About this exercise. Print the data exactly as written, but leave out each picture.

++++

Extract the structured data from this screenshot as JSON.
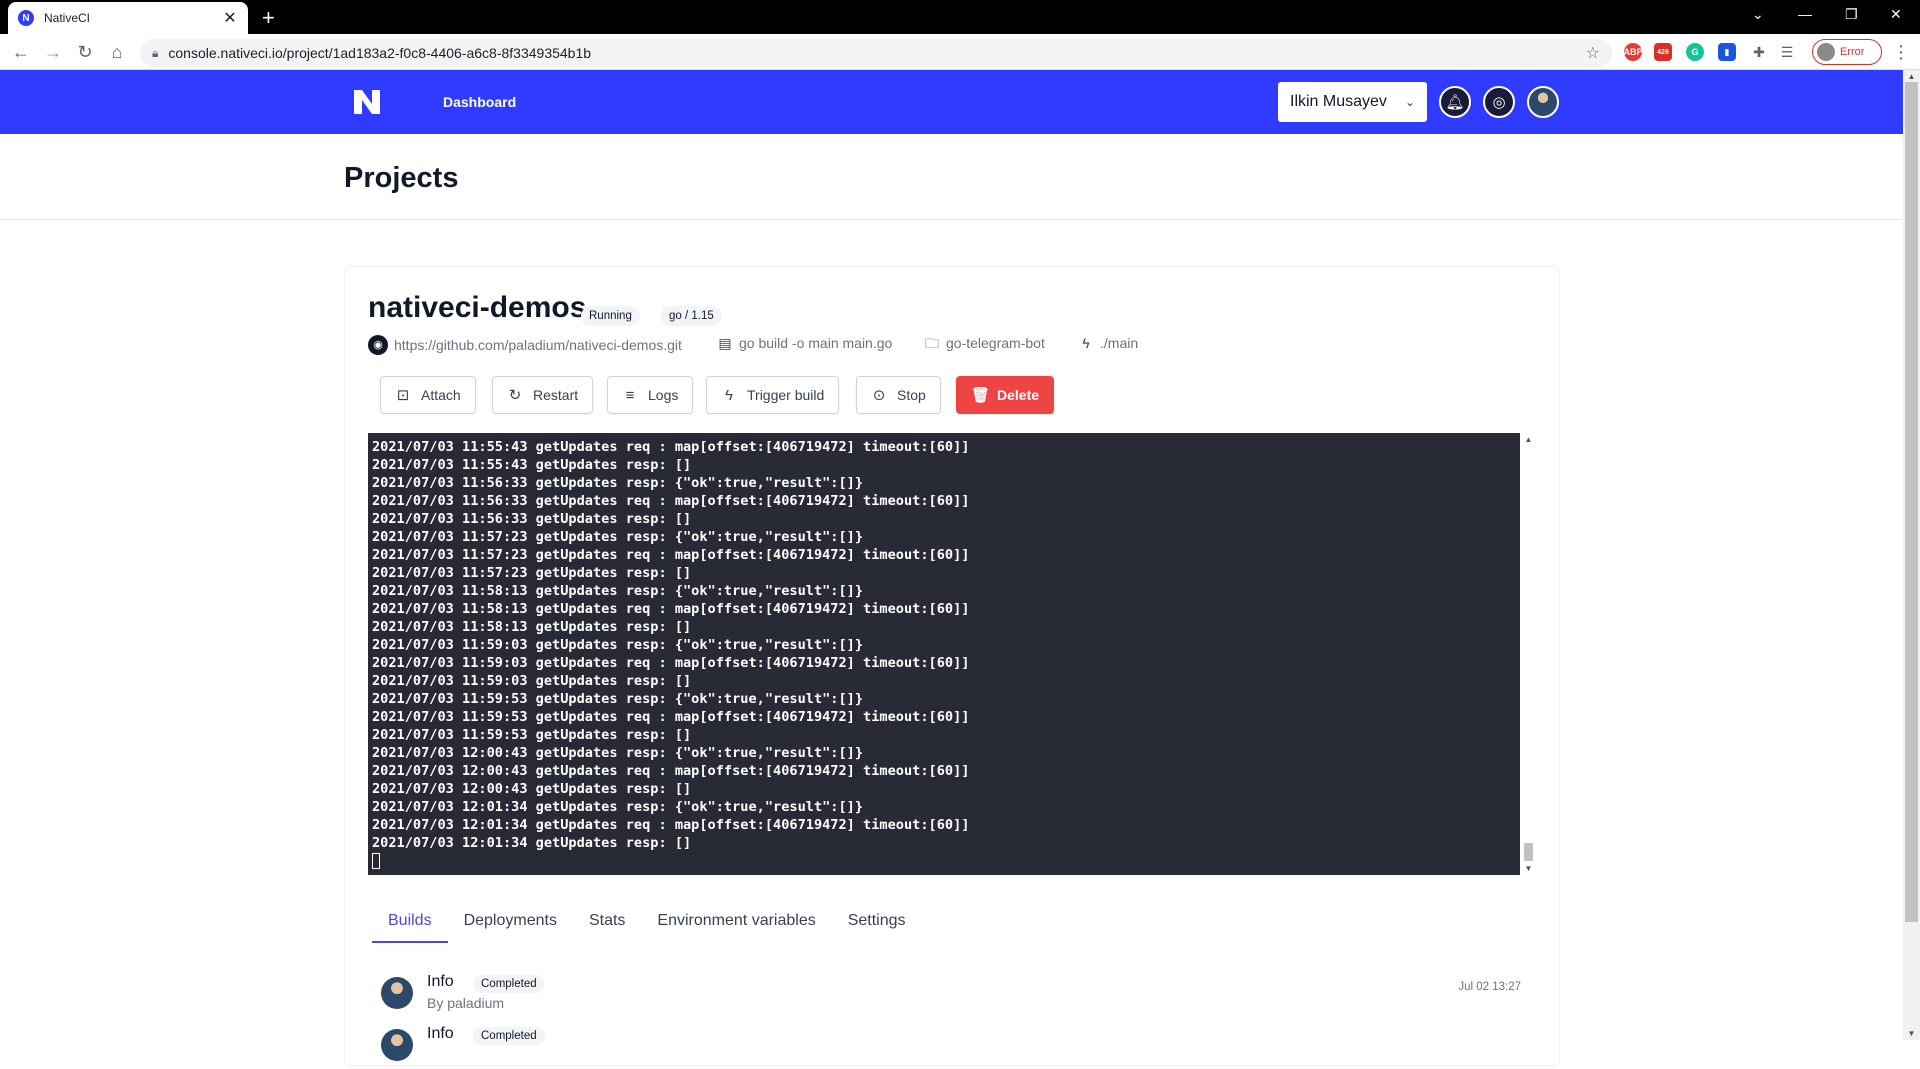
{
  "browser": {
    "tab_title": "NativeCI",
    "tab_favicon": "N",
    "url": "console.nativeci.io/project/1ad183a2-f0c8-4406-a6c8-8f3349354b1b",
    "profile_label": "Error",
    "ext_badge_count": "426"
  },
  "appbar": {
    "nav_dashboard": "Dashboard",
    "user_name": "Ilkin Musayev",
    "brand_color": "#2f3cff"
  },
  "page": {
    "title": "Projects"
  },
  "project": {
    "name": "nativeci-demos",
    "badges": [
      "Running",
      "go / 1.15"
    ],
    "repo_url": "https://github.com/paladium/nativeci-demos.git",
    "build_command": "go build -o main main.go",
    "directory": "go-telegram-bot",
    "run_command": "./main"
  },
  "actions": {
    "attach": "Attach",
    "restart": "Restart",
    "logs": "Logs",
    "trigger_build": "Trigger build",
    "stop": "Stop",
    "delete": "Delete",
    "delete_color": "#ef4444"
  },
  "terminal": {
    "lines": [
      "2021/07/03 11:55:43 getUpdates req : map[offset:[406719472] timeout:[60]]",
      "2021/07/03 11:55:43 getUpdates resp: []",
      "2021/07/03 11:56:33 getUpdates resp: {\"ok\":true,\"result\":[]}",
      "2021/07/03 11:56:33 getUpdates req : map[offset:[406719472] timeout:[60]]",
      "2021/07/03 11:56:33 getUpdates resp: []",
      "2021/07/03 11:57:23 getUpdates resp: {\"ok\":true,\"result\":[]}",
      "2021/07/03 11:57:23 getUpdates req : map[offset:[406719472] timeout:[60]]",
      "2021/07/03 11:57:23 getUpdates resp: []",
      "2021/07/03 11:58:13 getUpdates resp: {\"ok\":true,\"result\":[]}",
      "2021/07/03 11:58:13 getUpdates req : map[offset:[406719472] timeout:[60]]",
      "2021/07/03 11:58:13 getUpdates resp: []",
      "2021/07/03 11:59:03 getUpdates resp: {\"ok\":true,\"result\":[]}",
      "2021/07/03 11:59:03 getUpdates req : map[offset:[406719472] timeout:[60]]",
      "2021/07/03 11:59:03 getUpdates resp: []",
      "2021/07/03 11:59:53 getUpdates resp: {\"ok\":true,\"result\":[]}",
      "2021/07/03 11:59:53 getUpdates req : map[offset:[406719472] timeout:[60]]",
      "2021/07/03 11:59:53 getUpdates resp: []",
      "2021/07/03 12:00:43 getUpdates resp: {\"ok\":true,\"result\":[]}",
      "2021/07/03 12:00:43 getUpdates req : map[offset:[406719472] timeout:[60]]",
      "2021/07/03 12:00:43 getUpdates resp: []",
      "2021/07/03 12:01:34 getUpdates resp: {\"ok\":true,\"result\":[]}",
      "2021/07/03 12:01:34 getUpdates req : map[offset:[406719472] timeout:[60]]",
      "2021/07/03 12:01:34 getUpdates resp: []"
    ],
    "background": "#282a36"
  },
  "tabs": [
    "Builds",
    "Deployments",
    "Stats",
    "Environment variables",
    "Settings"
  ],
  "active_tab": "Builds",
  "builds": [
    {
      "title": "Info",
      "status": "Completed",
      "by": "By paladium",
      "time": "Jul 02 13:27"
    },
    {
      "title": "Info",
      "status": "Completed",
      "by": "",
      "time": ""
    }
  ]
}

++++

Result of the exercise.
Extract the structured data from this screenshot as JSON.
{
  "browser": {
    "tab_title": "NativeCI",
    "tab_favicon": "N",
    "url": "console.nativeci.io/project/1ad183a2-f0c8-4406-a6c8-8f3349354b1b",
    "profile_label": "Error",
    "ext_badge_count": "426"
  },
  "appbar": {
    "nav_dashboard": "Dashboard",
    "user_name": "Ilkin Musayev",
    "brand_color": "#2f3cff"
  },
  "page": {
    "title": "Projects"
  },
  "project": {
    "name": "nativeci-demos",
    "badges": [
      "Running",
      "go / 1.15"
    ],
    "repo_url": "https://github.com/paladium/nativeci-demos.git",
    "build_command": "go build -o main main.go",
    "directory": "go-telegram-bot",
    "run_command": "./main"
  },
  "actions": {
    "attach": "Attach",
    "restart": "Restart",
    "logs": "Logs",
    "trigger_build": "Trigger build",
    "stop": "Stop",
    "delete": "Delete",
    "delete_color": "#ef4444"
  },
  "terminal": {
    "lines": [
      "2021/07/03 11:55:43 getUpdates req : map[offset:[406719472] timeout:[60]]",
      "2021/07/03 11:55:43 getUpdates resp: []",
      "2021/07/03 11:56:33 getUpdates resp: {\"ok\":true,\"result\":[]}",
      "2021/07/03 11:56:33 getUpdates req : map[offset:[406719472] timeout:[60]]",
      "2021/07/03 11:56:33 getUpdates resp: []",
      "2021/07/03 11:57:23 getUpdates resp: {\"ok\":true,\"result\":[]}",
      "2021/07/03 11:57:23 getUpdates req : map[offset:[406719472] timeout:[60]]",
      "2021/07/03 11:57:23 getUpdates resp: []",
      "2021/07/03 11:58:13 getUpdates resp: {\"ok\":true,\"result\":[]}",
      "2021/07/03 11:58:13 getUpdates req : map[offset:[406719472] timeout:[60]]",
      "2021/07/03 11:58:13 getUpdates resp: []",
      "2021/07/03 11:59:03 getUpdates resp: {\"ok\":true,\"result\":[]}",
      "2021/07/03 11:59:03 getUpdates req : map[offset:[406719472] timeout:[60]]",
      "2021/07/03 11:59:03 getUpdates resp: []",
      "2021/07/03 11:59:53 getUpdates resp: {\"ok\":true,\"result\":[]}",
      "2021/07/03 11:59:53 getUpdates req : map[offset:[406719472] timeout:[60]]",
      "2021/07/03 11:59:53 getUpdates resp: []",
      "2021/07/03 12:00:43 getUpdates resp: {\"ok\":true,\"result\":[]}",
      "2021/07/03 12:00:43 getUpdates req : map[offset:[406719472] timeout:[60]]",
      "2021/07/03 12:00:43 getUpdates resp: []",
      "2021/07/03 12:01:34 getUpdates resp: {\"ok\":true,\"result\":[]}",
      "2021/07/03 12:01:34 getUpdates req : map[offset:[406719472] timeout:[60]]",
      "2021/07/03 12:01:34 getUpdates resp: []"
    ],
    "background": "#282a36"
  },
  "tabs": [
    "Builds",
    "Deployments",
    "Stats",
    "Environment variables",
    "Settings"
  ],
  "active_tab": "Builds",
  "builds": [
    {
      "title": "Info",
      "status": "Completed",
      "by": "By paladium",
      "time": "Jul 02 13:27"
    },
    {
      "title": "Info",
      "status": "Completed",
      "by": "",
      "time": ""
    }
  ]
}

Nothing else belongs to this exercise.